▶ **What to produce**:
Starting with the first line, output the data exactly, through to the last line.

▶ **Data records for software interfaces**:
##############################

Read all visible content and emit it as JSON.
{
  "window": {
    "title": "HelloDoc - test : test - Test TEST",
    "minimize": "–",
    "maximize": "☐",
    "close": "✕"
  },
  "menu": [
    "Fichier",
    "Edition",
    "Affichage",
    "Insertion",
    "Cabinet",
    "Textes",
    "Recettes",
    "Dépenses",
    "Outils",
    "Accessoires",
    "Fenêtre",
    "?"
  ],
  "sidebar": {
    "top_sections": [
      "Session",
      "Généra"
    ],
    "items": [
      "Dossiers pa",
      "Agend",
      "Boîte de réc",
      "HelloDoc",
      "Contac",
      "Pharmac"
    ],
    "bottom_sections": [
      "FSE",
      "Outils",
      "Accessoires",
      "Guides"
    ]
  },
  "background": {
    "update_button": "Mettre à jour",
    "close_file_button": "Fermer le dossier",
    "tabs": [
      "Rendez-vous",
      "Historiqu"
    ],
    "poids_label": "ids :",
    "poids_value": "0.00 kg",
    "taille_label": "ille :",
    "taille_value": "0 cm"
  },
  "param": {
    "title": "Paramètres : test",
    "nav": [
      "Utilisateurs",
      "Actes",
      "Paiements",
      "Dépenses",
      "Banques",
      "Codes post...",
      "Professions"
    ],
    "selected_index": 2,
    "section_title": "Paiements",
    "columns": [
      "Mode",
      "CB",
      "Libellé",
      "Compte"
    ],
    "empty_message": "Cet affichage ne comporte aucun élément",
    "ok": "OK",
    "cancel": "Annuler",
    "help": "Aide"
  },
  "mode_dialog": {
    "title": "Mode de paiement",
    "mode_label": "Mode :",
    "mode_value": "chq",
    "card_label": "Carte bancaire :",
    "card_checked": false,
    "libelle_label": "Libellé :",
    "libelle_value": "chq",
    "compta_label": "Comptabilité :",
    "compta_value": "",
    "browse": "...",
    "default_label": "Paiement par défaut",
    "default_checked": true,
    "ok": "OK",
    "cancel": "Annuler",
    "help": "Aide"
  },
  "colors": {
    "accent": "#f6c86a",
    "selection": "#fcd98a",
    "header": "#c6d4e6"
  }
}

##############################

▶ **Response area**:
Read all visible content and emit it as JSON.
{
  "window": {
    "title": "HelloDoc - test : test - Test TEST",
    "minimize": "–",
    "maximize": "☐",
    "close": "✕"
  },
  "menu": [
    "Fichier",
    "Edition",
    "Affichage",
    "Insertion",
    "Cabinet",
    "Textes",
    "Recettes",
    "Dépenses",
    "Outils",
    "Accessoires",
    "Fenêtre",
    "?"
  ],
  "sidebar": {
    "top_sections": [
      "Session",
      "Généra"
    ],
    "items": [
      "Dossiers pa",
      "Agend",
      "Boîte de réc",
      "HelloDoc",
      "Contac",
      "Pharmac"
    ],
    "bottom_sections": [
      "FSE",
      "Outils",
      "Accessoires",
      "Guides"
    ]
  },
  "background": {
    "update_button": "Mettre à jour",
    "close_file_button": "Fermer le dossier",
    "tabs": [
      "Rendez-vous",
      "Historiqu"
    ],
    "poids_label": "ids :",
    "poids_value": "0.00 kg",
    "taille_label": "ille :",
    "taille_value": "0 cm"
  },
  "param": {
    "title": "Paramètres : test",
    "nav": [
      "Utilisateurs",
      "Actes",
      "Paiements",
      "Dépenses",
      "Banques",
      "Codes post...",
      "Professions"
    ],
    "selected_index": 2,
    "section_title": "Paiements",
    "columns": [
      "Mode",
      "CB",
      "Libellé",
      "Compte"
    ],
    "empty_message": "Cet affichage ne comporte aucun élément",
    "ok": "OK",
    "cancel": "Annuler",
    "help": "Aide"
  },
  "mode_dialog": {
    "title": "Mode de paiement",
    "mode_label": "Mode :",
    "mode_value": "chq",
    "card_label": "Carte bancaire :",
    "card_checked": false,
    "libelle_label": "Libellé :",
    "libelle_value": "chq",
    "compta_label": "Comptabilité :",
    "compta_value": "",
    "browse": "...",
    "default_label": "Paiement par défaut",
    "default_checked": true,
    "ok": "OK",
    "cancel": "Annuler",
    "help": "Aide"
  },
  "colors": {
    "accent": "#f6c86a",
    "selection": "#fcd98a",
    "header": "#c6d4e6"
  }
}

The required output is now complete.